The issue of of Unnecessary Male Circumcision hit the Sunday Times letters page on Sunday 29th April following an article on Female Genital Mutilation.
Tristram Penna of London, W1, wrote to the paper to say:
"Male Genital Mutilation (or circumcision) is legal in Britain and frequently undertaken by clerics with no medical training. Surely if the UK in 2007 banned the docking of dogs’ tails by veterinarians we can also ban this."
Ian Glasspool of Middleton-on-Sea wrote to say to point out the "double standard" which he said "leaves us open to accustaions of hyposcrisy particularly If we consier the question of the circumcision of baby boys by other prominent faiths in Britain".
And the 'star letter' on the issue of Unnecessary Male Circumcision came from Dr Anthony Lempert, a GP and Director of the Secular Medical Forum. He wrote:
"Perceived cultural sensitivity should be no bar to protecting vulnerable children from serious harm, especially since many of them later choose a different cultural identity from that of their parents.
"In Britain the genitals of many children are mutilated every year because the family believes it to be in the child’s best interest. The FGM legilslation explicity debars such excuses even where the procedure is considered “necessary” for girls in terms of custom or ritual.

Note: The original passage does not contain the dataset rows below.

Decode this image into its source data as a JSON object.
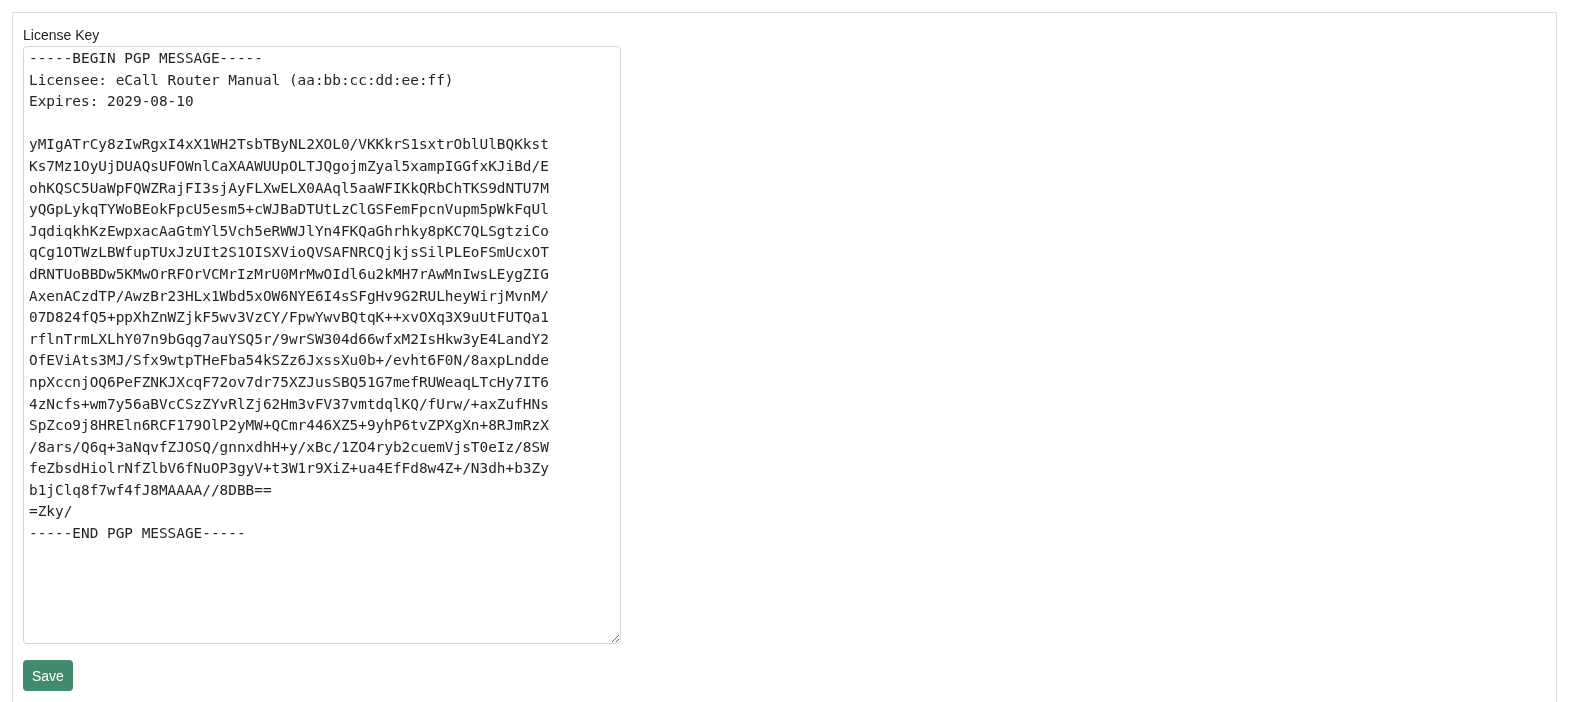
{
  "license_key": {
    "label": "License Key",
    "value": "-----BEGIN PGP MESSAGE-----\nLicensee: eCall Router Manual (aa:bb:cc:dd:ee:ff)\nExpires: 2029-08-10\n\nyMIgATrCy8zIwRgxI4xX1WH2TsbTByNL2XOL0/VKKkrS1sxtrOblUlBQKkst\nKs7Mz1OyUjDUAQsUFOWnlCaXAAWUUpOLTJQgojmZyal5xampIGGfxKJiBd/E\nohKQSC5UaWpFQWZRajFI3sjAyFLXwELX0AAql5aaWFIKkQRbChTKS9dNTU7M\nyQGpLykqTYWoBEokFpcU5esm5+cWJBaDTUtLzClGSFemFpcnVupm5pWkFqUl\nJqdiqkhKzEwpxacAaGtmYl5Vch5eRWWJlYn4FKQaGhrhky8pKC7QLSgtziCo\nqCg1OTWzLBWfupTUxJzUIt2S1OISXVioQVSAFNRCQjkjsSilPLEoFSmUcxOT\ndRNTUoBBDw5KMwOrRFOrVCMrIzMrU0MrMwOIdl6u2kMH7rAwMnIwsLEygZIG\nAxenACzdTP/AwzBr23HLx1Wbd5xOW6NYE6I4sSFgHv9G2RULheyWirjMvnM/\n07D824fQ5+ppXhZnWZjkF5wv3VzCY/FpwYwvBQtqK++xvOXq3X9uUtFUTQa1\nrflnTrmLXLhY07n9bGqg7auYSQ5r/9wrSW304d66wfxM2IsHkw3yE4LandY2\nOfEViAts3MJ/Sfx9wtpTHeFba54kSZz6JxssXu0b+/evht6F0N/8axpLndde\nnpXccnjOQ6PeFZNKJXcqF72ov7dr75XZJusSBQ51G7mefRUWeaqLTcHy7IT6\n4zNcfs+wm7y56aBVcCSzZYvRlZj62Hm3vFV37vmtdqlKQ/fUrw/+axZufHNs\nSpZco9j8HREln6RCF179OlP2yMW+QCmr446XZ5+9yhP6tvZPXgXn+8RJmRzX\n/8ars/Q6q+3aNqvfZJOSQ/gnnxdhH+y/xBc/1ZO4ryb2cuemVjsT0eIz/8SW\nfeZbsdHiolrNfZlbV6fNuOP3gyV+t3W1r9XiZ+ua4EfFd8w4Z+/N3dh+b3Zy\nb1jClq8f7wf4fJ8MAAAA//8DBB==\n=Zky/\n-----END PGP MESSAGE-----"
  },
  "save_button": {
    "label": "Save"
  }
}
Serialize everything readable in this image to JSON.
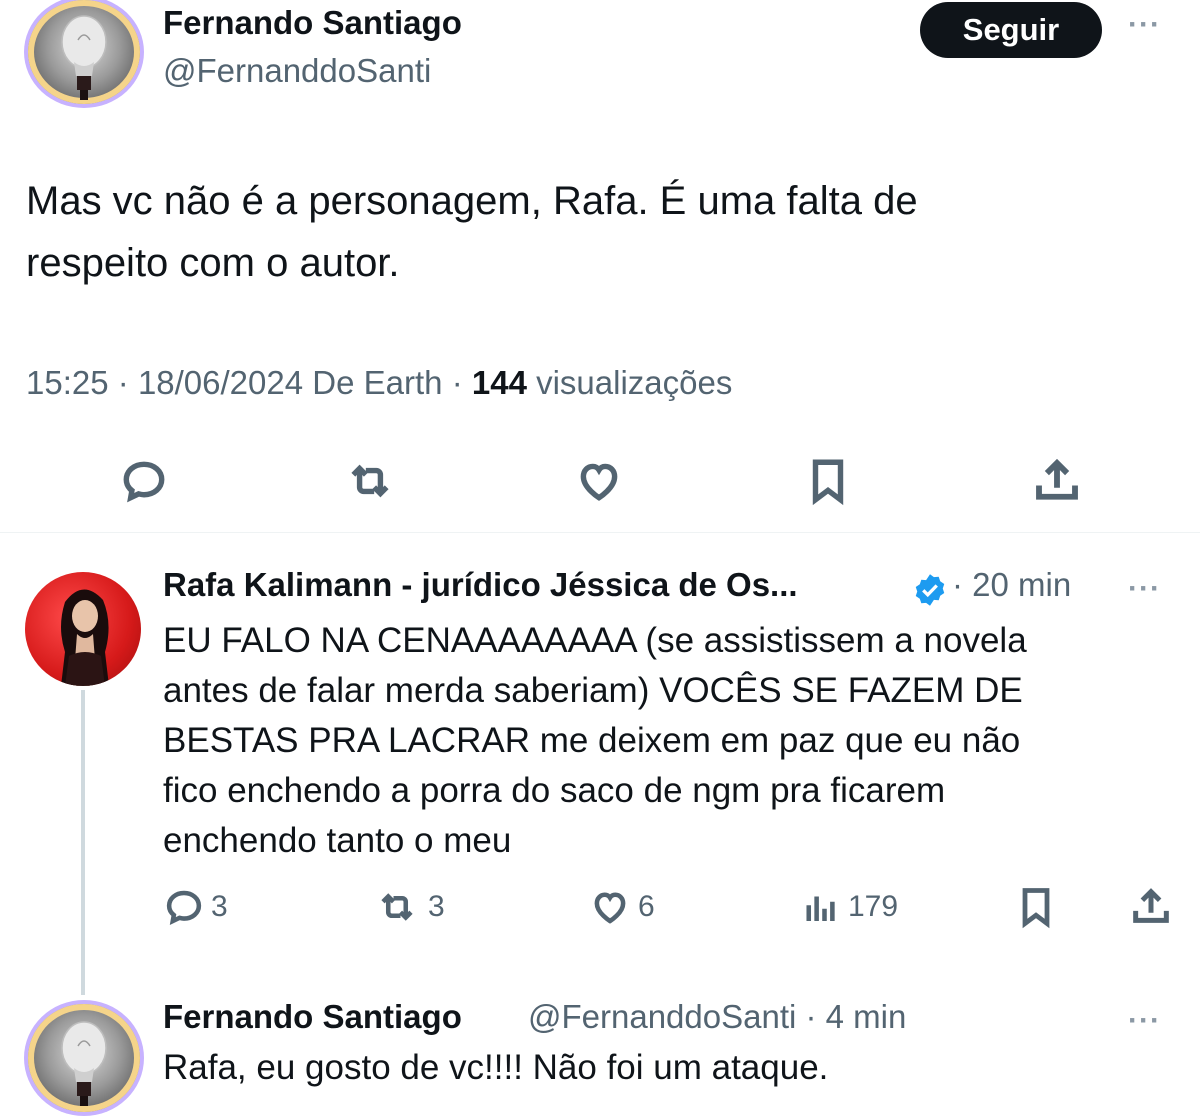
{
  "tweet": {
    "author_name": "Fernando Santiago",
    "author_handle": "@FernanddoSanti",
    "follow_label": "Seguir",
    "more_label": "···",
    "text_line1": "Mas vc não é a personagem, Rafa. É uma falta de",
    "text_line2": "respeito com o autor.",
    "time": "15:25",
    "date": "18/06/2024",
    "source": "De Earth",
    "views_count": "144",
    "views_label": "visualizações",
    "separator": "·"
  },
  "icons": {
    "reply": "reply-icon",
    "retweet": "retweet-icon",
    "like": "like-icon",
    "bookmark": "bookmark-icon",
    "share": "share-icon",
    "views": "views-icon",
    "verified": "verified-badge-icon"
  },
  "reply1": {
    "author_name": "Rafa Kalimann - jurídico Jéssica de Os...",
    "time": "· 20 min",
    "more_label": "···",
    "lines": [
      "EU FALO NA CENAAAAAAAA (se assistissem a novela",
      "antes de falar merda saberiam) VOCÊS SE FAZEM DE",
      "BESTAS PRA LACRAR me deixem em paz que eu não",
      "fico enchendo a porra do saco de ngm pra ficarem",
      "enchendo tanto o meu"
    ],
    "replies": "3",
    "retweets": "3",
    "likes": "6",
    "views": "179"
  },
  "reply2": {
    "author_name": "Fernando Santiago",
    "author_handle": "@FernanddoSanti · 4 min",
    "more_label": "···",
    "text": "Rafa, eu gosto de vc!!!! Não foi um ataque."
  },
  "colors": {
    "text": "#0f1419",
    "secondary": "#536471",
    "verified": "#1d9bf0",
    "button_bg": "#0f1419"
  }
}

"Why, then, is this still allowed as the justification for performing irreversible surgery on boys – removing the sensitive foreskin without their consent and for no medical reason."